The Tape Journals of David Wojnarowicz
184 pp., 5 x 8 in, 20 b&w illus.
- Published: July 17, 2018
Audio journals that document Wojnarowicz's turbulent attempts to understand his anxieties and passions, and tracking his thoughts as they develop in real time.
In these moments I hate language. I hate what words are like, I hate the idea of putting these preformed gestures on the tip of my tongue, or through my lips, or through the inside of my mouth, forming sounds to approximate something that's like a cyclone, or something that's like a flood, or something that's like a weather system that's out of control, that's dangerous, or alarming.... It just seems like sounds that have been uttered back and forth maybe now over centuries. And it always boils down to the same meaning within those sounds, unless you're more intense uttering them, or you precede them or accompany them with certain forms of violence.
—from The Weight of the Earth
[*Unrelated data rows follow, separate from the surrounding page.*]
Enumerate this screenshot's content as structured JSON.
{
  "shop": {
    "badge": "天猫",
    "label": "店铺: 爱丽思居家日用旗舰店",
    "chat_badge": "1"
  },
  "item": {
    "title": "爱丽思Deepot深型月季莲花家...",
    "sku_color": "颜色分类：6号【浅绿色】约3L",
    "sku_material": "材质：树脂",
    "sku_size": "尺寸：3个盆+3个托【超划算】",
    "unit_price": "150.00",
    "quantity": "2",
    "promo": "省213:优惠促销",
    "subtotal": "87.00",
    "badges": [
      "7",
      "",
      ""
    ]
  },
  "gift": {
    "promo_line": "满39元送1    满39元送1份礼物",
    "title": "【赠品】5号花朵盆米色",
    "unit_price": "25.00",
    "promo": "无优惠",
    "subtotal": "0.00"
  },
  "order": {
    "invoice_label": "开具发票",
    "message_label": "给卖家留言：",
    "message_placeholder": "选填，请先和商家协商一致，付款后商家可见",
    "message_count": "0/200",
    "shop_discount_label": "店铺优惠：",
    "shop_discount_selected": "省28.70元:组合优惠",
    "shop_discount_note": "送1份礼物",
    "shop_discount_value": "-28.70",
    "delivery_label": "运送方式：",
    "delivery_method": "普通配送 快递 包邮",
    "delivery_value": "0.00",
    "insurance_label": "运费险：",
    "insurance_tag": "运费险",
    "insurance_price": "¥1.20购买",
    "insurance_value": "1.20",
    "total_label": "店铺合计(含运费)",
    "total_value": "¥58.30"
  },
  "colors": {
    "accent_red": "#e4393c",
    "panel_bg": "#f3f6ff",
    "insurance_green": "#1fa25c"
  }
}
Artist, writer, and activist David Wojnarowicz (1954–1992) was an important figure in the downtown New York art scene. His art was preoccupied with sex, death, violence, and the limitations of language. At the height of the AIDS epidemic, Wojnarowicz began keeping audio journals, returning to a practice he'd begun in his youth.The Weight of the Earth presents transcripts of these tapes, documenting Wojnarowicz's turbulent attempts to understand his anxieties and passions, and tracking his thoughts as they develop in real time.
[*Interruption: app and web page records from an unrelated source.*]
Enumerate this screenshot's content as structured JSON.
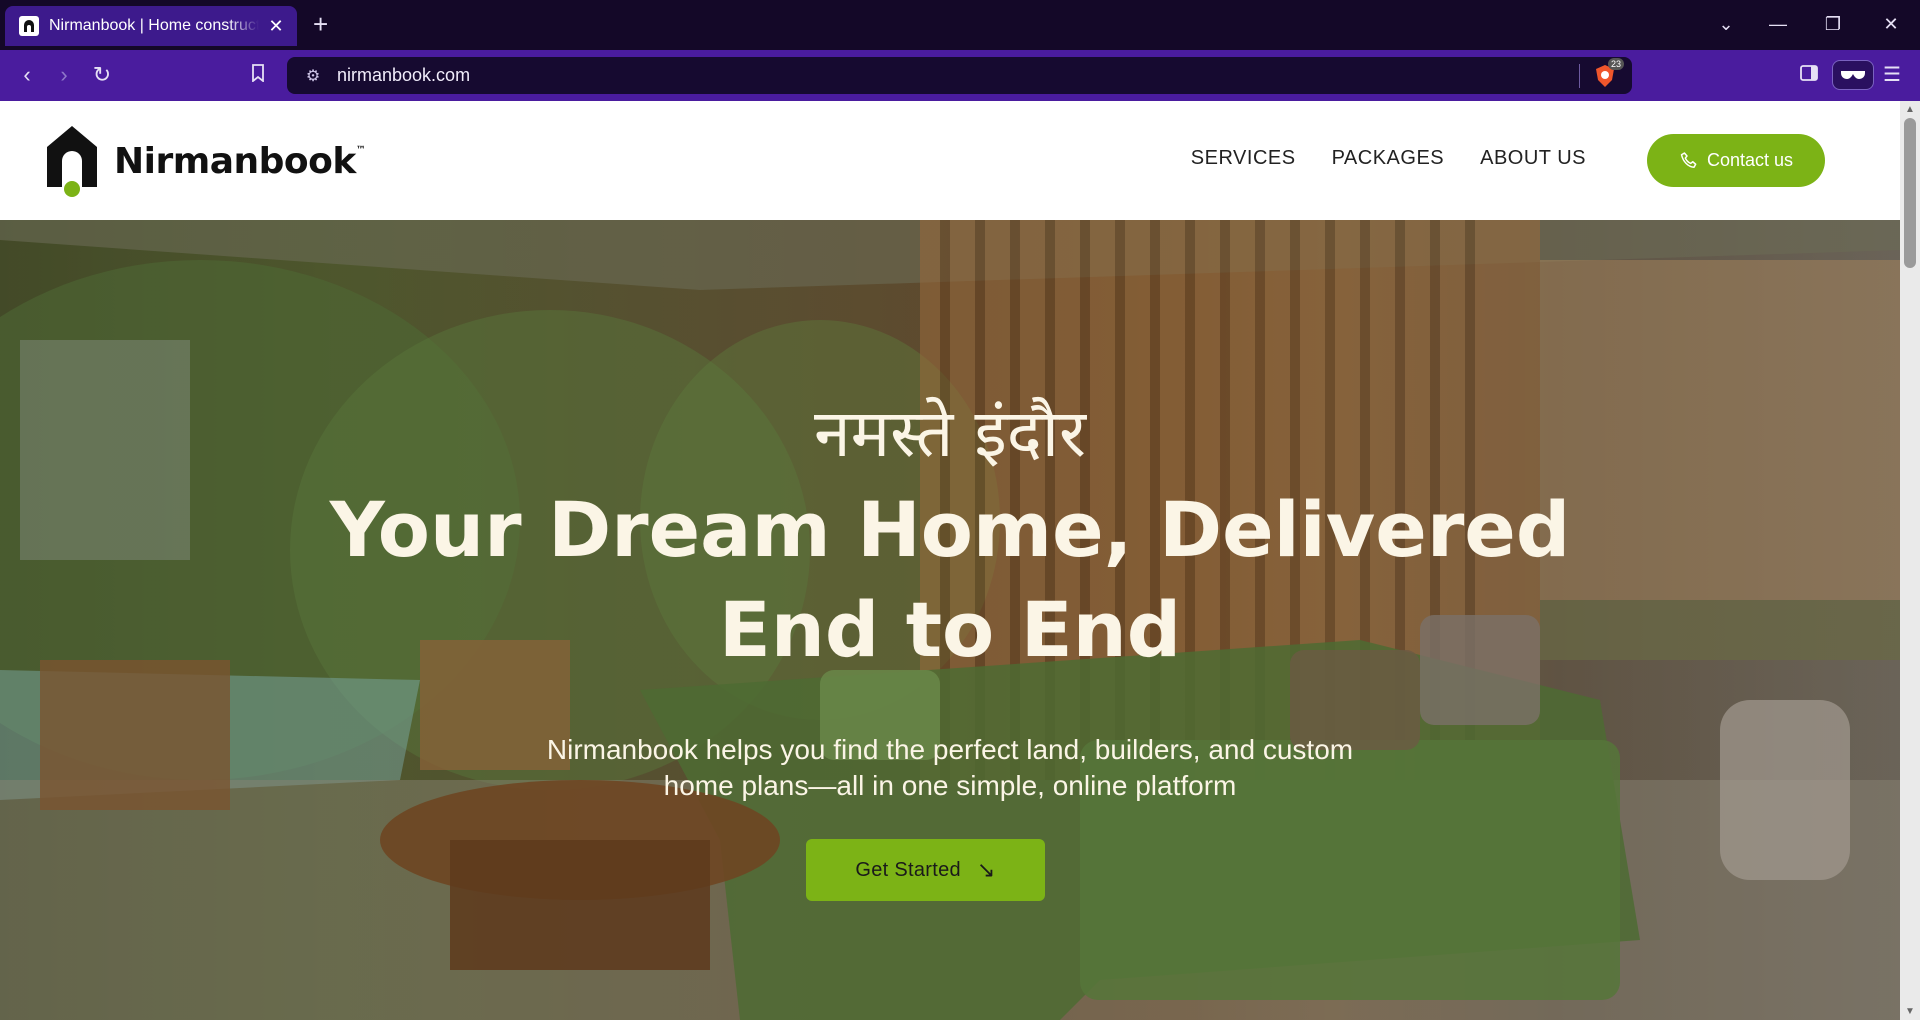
{
  "browser": {
    "tab_title": "Nirmanbook | Home construction",
    "url": "nirmanbook.com",
    "shield_count": "23"
  },
  "header": {
    "logo_text": "Nirmanbook",
    "logo_tm": "™",
    "nav": [
      "SERVICES",
      "PACKAGES",
      "ABOUT US"
    ],
    "contact_label": "Contact us"
  },
  "hero": {
    "greeting": "नमस्ते इंदौर",
    "title_line1": "Your Dream Home, Delivered",
    "title_line2": "End to End",
    "subtitle_line1": "Nirmanbook helps you find the perfect land, builders, and custom",
    "subtitle_line2": "home plans—all in one simple, online platform",
    "cta_label": "Get Started",
    "cta_arrow": "↘"
  },
  "colors": {
    "brand_green": "#7cb316",
    "browser_purple": "#4a1c9e"
  }
}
In these taped diaries, Wojnarowicz talks about his frustrations with the art world, recounts his dreams, and describes his rage, fear, and confusion about his HIV diagnosis. Primarily spanning the years 1987 and 1989, recorded as Wojnarowicz took solitary road trips around the United States or ruminated in his New York loft, the audio journals are an intimate and affecting record of an artist facing death. By turns despairing, funny, exalted, and angry, this volume covers a period largely missing from Wojnarowicz's written journals, providing us with an essential new record of a singular American voice.
There's a small and enviable group of visual artists whose work with the written word is every bit as impressive as their more well-known artistic expression. That's certainly the case with David Wojnarowicz, whose vital and impassioned works blended the personal and political to a stunning extent... With a major retrospective of Wojnarowicz's artwork opening at the Whitney next month, and given that many of his concerns about art, society, and governmental inaction remain all too relevant today, the time is right to experience his work—and The Weight of the Earth is a particularly direct way to do so.
....offers readers a unique perspective on the artist's inner life; it also sheds light on the daily life of individuals living with the threat of a deadly disease.